Head of Tissue Culture Laboratory of Genetic and Agricultural Biotechnology Institute of Sari Agricultural Science and Natural Resources University said, “By completing the last stages of obtaining a permit, the ornamental and medicinal plants tissue culture of this university has reached the commercialization stage, therefore, the products will soon enter the market.”

In an interview with an IRNA reporter, Roghieh Asgharzadeh added, “For commercialization and supply of cultivated tissue culture to the market, it is required to have a permit from Ministry of Agriculture Jihad, and such a permit has been issued for the medicinal and ornamental plants of this university.”

Tissue culture means producing one living being from one or several cells, which may not even be visible by the naked eye.

In this method, instead of cutting plants and sowing seeds, which were common methods used in the past to propagate trees and plants, fragment of the desired plant for propagation is sterilized using special disinfectants, and then transferred to a growth medium, which contains all that is necessary for the growth of a plant as well as suitable plant growth regulators.

Those plants which have been tissue cultured do not have any differences from the main plant. They are exactly similar to the parent plant, and known as clone.
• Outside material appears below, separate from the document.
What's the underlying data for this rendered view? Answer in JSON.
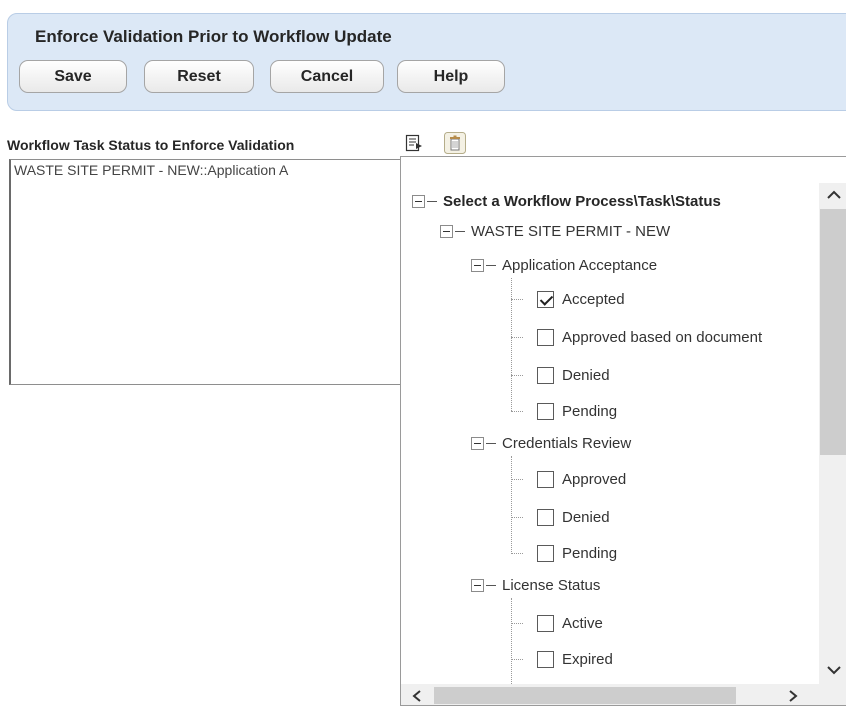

Referring to the capacities and facilities of Mazandaran University of Agriculture for producing tissue cultures, Asgharzadeh continued, “A greenhouse without soil is one of the facilities and infrastructures necessary for tissue culture, which we have in the university. This is where the research stages take place until commercialization is reached.”

She indicated that one of the advantages of tissue culture is the acceleration in growth as well as mass production in the most limited of space, “The high demand of ornamental and medicinal plants in the most countries of the world, has drawn people’s attention towards these kind of plants. Most of them are propagated by vegetative reproduction (by leaves and roots) as well as sexual propagation (by sowing seeds).

Asgharzadeh referred to vegetative and sexual reproduction as time-consuming, “Since this method is slow, the production of the seedling is only usable in smaller quantities.”

She noted that Tissue Culture Laboratory of Genetic and Agricultural Biotechnology Institute of Sari Agricultural Science and Natural Resources University has been active for two decades, then added, “Some of this universities tissue cultures such as stevia, Rosa damascena and succulent have also been commercialized in the previous years.”